For a time, Custer taught school in a one-room schoolhouse and earned twenty-eight dollars per month. He wanted, however, to improve his life and he knew he needed a good education. At West Point he could receive one free. In 1857 he was named to the Academy by Congressman Bingham. Custer’s father sold the family farm in order to raise money for his son’s clothing and travel expenses.

Custer had trouble with his grades at West Point, but it was demerits not grades that almost got him dismissed. Demerits were given for being late to class, failing to salute an upperclassman, and keeping an untidy room or unkempt appearance. If a cadet received 100 demerits in a six-month period, he would be expelled. Custer’s involvement in high-jinks and disregard for the rules brought him 129 demerits during his first six months, but the rules for demerits changed in 1857 and, under the new interpretation, Custer had only 69. Custer was graduated with his class in June, 1861, a week earlier than usual because of the outbreak of the Civil War.

Custer arrived in Washington in July and was assigned to the Fifth Cavalry in the Army of the Potomac. His personal bravery and bold showmanship in several battles soon gained for him the attention of Generals Philip Kearny and George McClellan. In 1863 he was promoted to brigadier general of volunteers. At the Battle of Gettysburg Custer was involved in a cavalry fight that turned back Jeb Stuart’s force. This action is believed to have been the margin of victory that allowed Union General Meade to win the critical battle of the war.

In February, 1864, Custer married Elizabeth Bacon, who remained his loyal and dutiful wife and who for years after his death continued to defend her “dearest Armstrong.”

After he returned to duty, Custer gained national attention when he pursued Lee’s army from Richmond to Appomattox. There he accepted the flag of truce on April 9, 1865. By the end of the Civil War, Custer was the youngest major general in the United States Army.

In 1866 Custer was returned to...

(The entire section is 1920 words.)
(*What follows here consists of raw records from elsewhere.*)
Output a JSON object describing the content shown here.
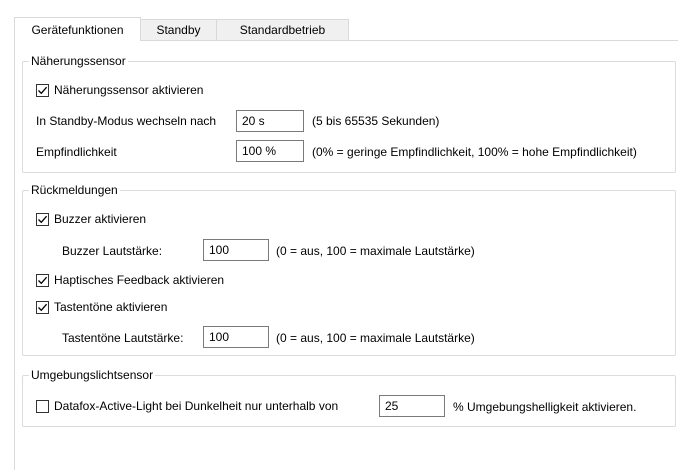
{
  "tabs": [
    {
      "label": "Gerätefunktionen",
      "active": true
    },
    {
      "label": "Standby",
      "active": false
    },
    {
      "label": "Standardbetrieb",
      "active": false
    }
  ],
  "proximity": {
    "title": "Näherungssensor",
    "enable_label": "Näherungssensor aktivieren",
    "enable_checked": true,
    "standby_label": "In Standby-Modus wechseln nach",
    "standby_value": "20   s",
    "standby_hint": "(5 bis 65535 Sekunden)",
    "sensitivity_label": "Empfindlichkeit",
    "sensitivity_value": "100 %",
    "sensitivity_hint": "(0% = geringe Empfindlichkeit, 100% = hohe Empfindlichkeit)"
  },
  "feedback": {
    "title": "Rückmeldungen",
    "buzzer_label": "Buzzer aktivieren",
    "buzzer_checked": true,
    "buzzer_volume_label": "Buzzer Lautstärke:",
    "buzzer_volume_value": "100",
    "buzzer_volume_hint": "(0 = aus, 100 = maximale Lautstärke)",
    "haptic_label": "Haptisches Feedback aktivieren",
    "haptic_checked": true,
    "keytone_label": "Tastentöne aktivieren",
    "keytone_checked": true,
    "keytone_volume_label": "Tastentöne Lautstärke:",
    "keytone_volume_value": "100",
    "keytone_volume_hint": "(0 = aus, 100 = maximale Lautstärke)"
  },
  "ambient": {
    "title": "Umgebungslichtsensor",
    "active_light_label": "Datafox-Active-Light bei Dunkelheit nur unterhalb von",
    "active_light_checked": false,
    "threshold_value": "25",
    "threshold_suffix": "% Umgebungshelligkeit aktivieren."
  }
}
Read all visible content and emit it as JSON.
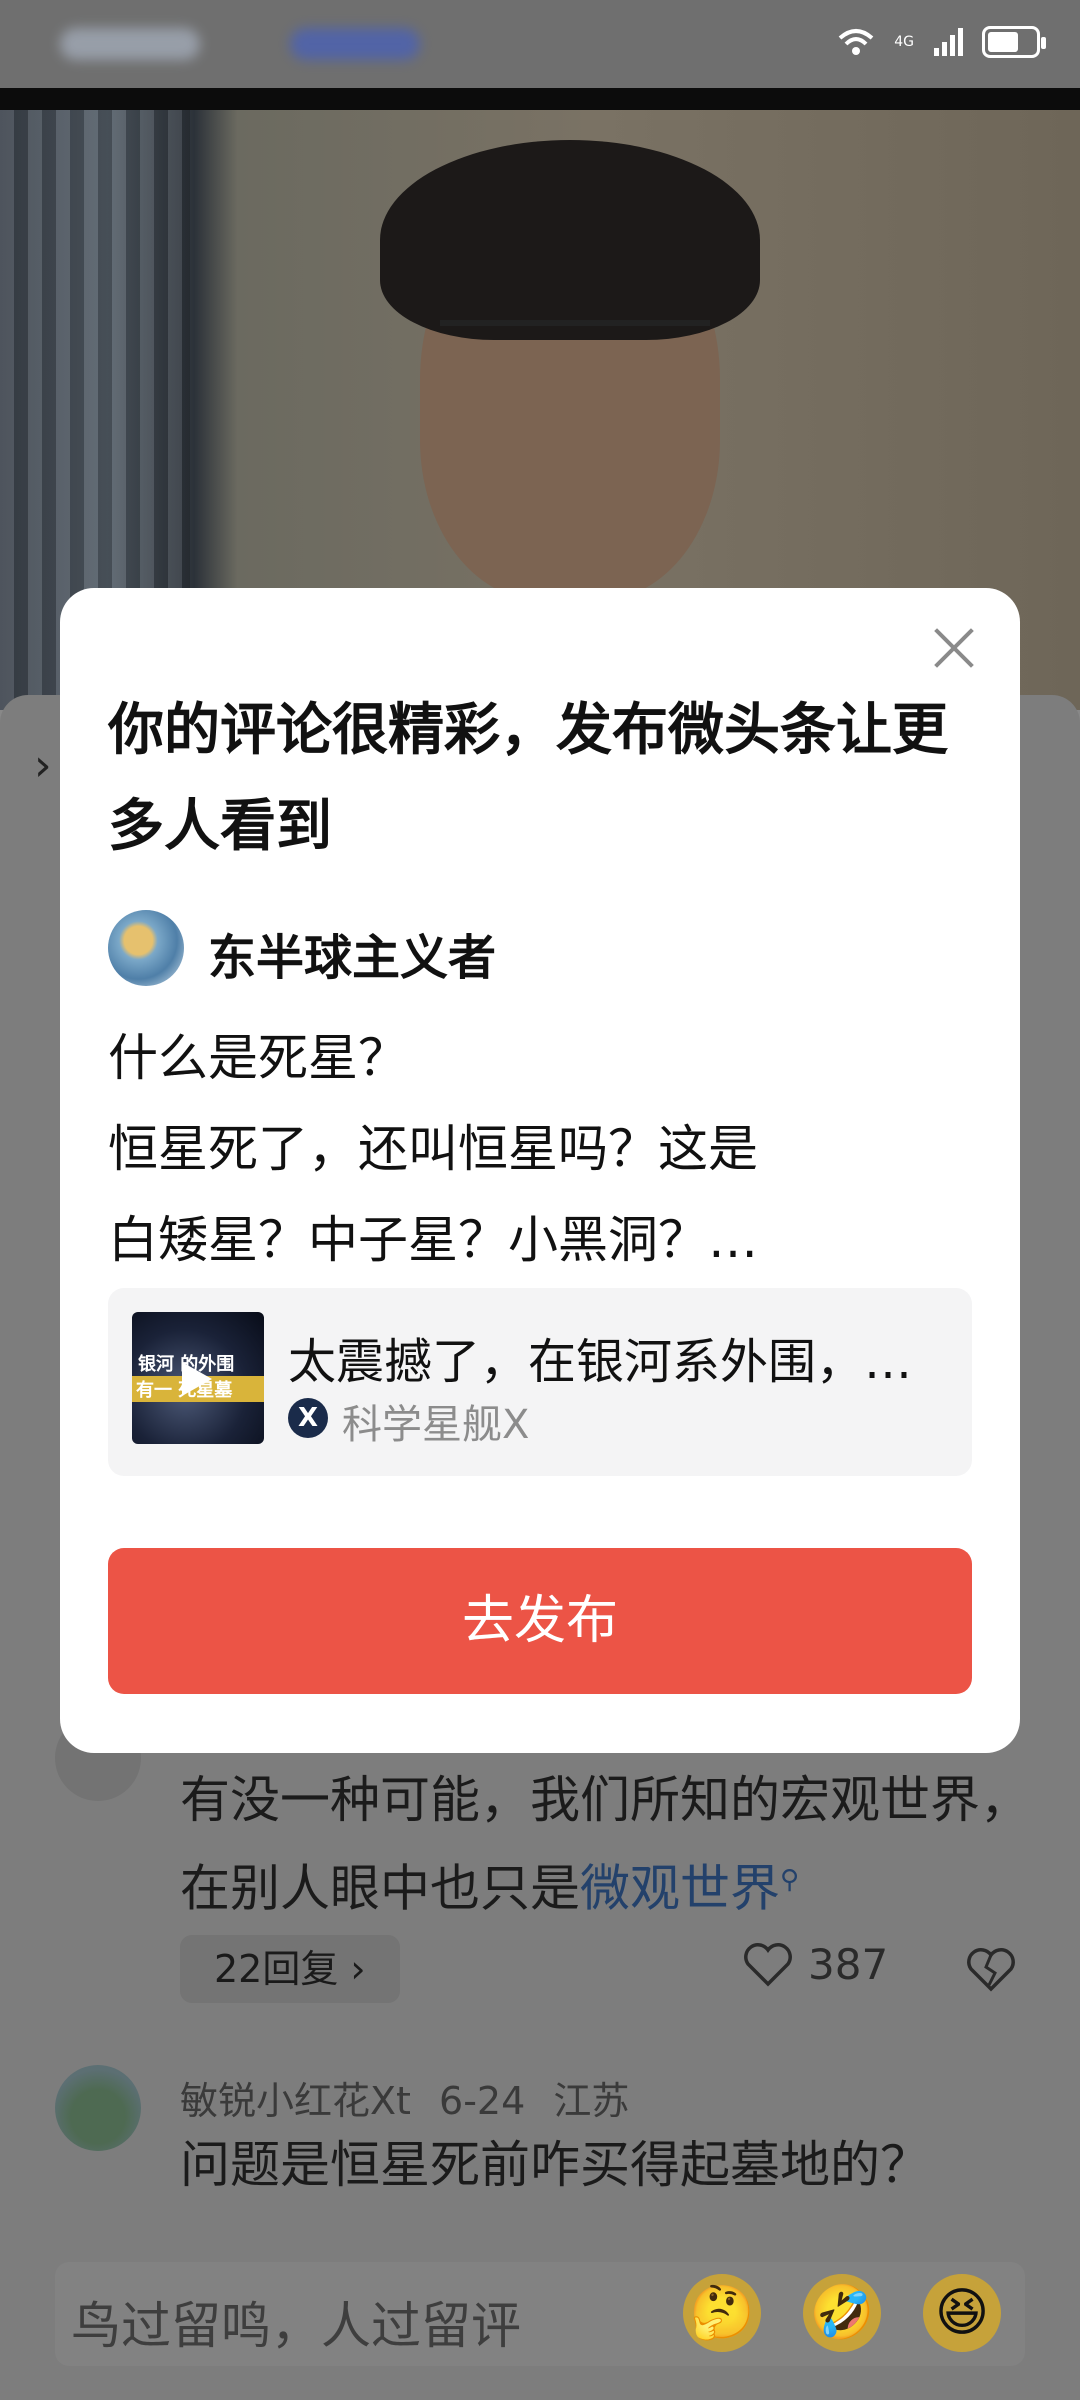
{
  "colors": {
    "accent": "#ec5446",
    "overlay": "#888888",
    "link": "#23416b"
  },
  "status_bar": {
    "network": "4G",
    "icons": [
      "wifi-icon",
      "signal-icon",
      "battery-icon"
    ]
  },
  "dialog": {
    "title": "你的评论很精彩，发布微头条让更多人看到",
    "author": "东半球主义者",
    "comment_lines": [
      "什么是死星？",
      "恒星死了，还叫恒星吗？这是",
      "白矮星？中子星？小黑洞？…"
    ],
    "article": {
      "title": "太震撼了，在银河系外围，…",
      "source": "科学星舰X",
      "thumb_line1": "银河 的外围",
      "thumb_line2": "有一 死星墓"
    },
    "publish_label": "去发布"
  },
  "comments": [
    {
      "text_before": "有没一种可能，我们所知的宏观世界，在别人眼中也只是",
      "link_text": "微观世界",
      "replies": "22回复 ›",
      "likes": "387"
    },
    {
      "author": "敏锐小红花Xt",
      "date": "6-24",
      "location": "江苏",
      "text": "问题是恒星死前咋买得起墓地的？"
    }
  ],
  "input": {
    "placeholder": "鸟过留鸣，人过留评",
    "emojis": [
      "🤔",
      "🤣",
      "😆"
    ]
  }
}
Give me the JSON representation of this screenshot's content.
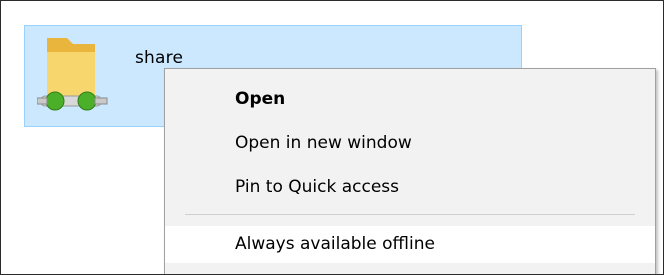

(Literary Masterpieces, Volume 14)

Choice. XIX, October, 1981, p. 300.

Library Journal. CVI, April 15, 1981, p. 876.

Times Literary Supplement. October 23, 1981, p. 1241.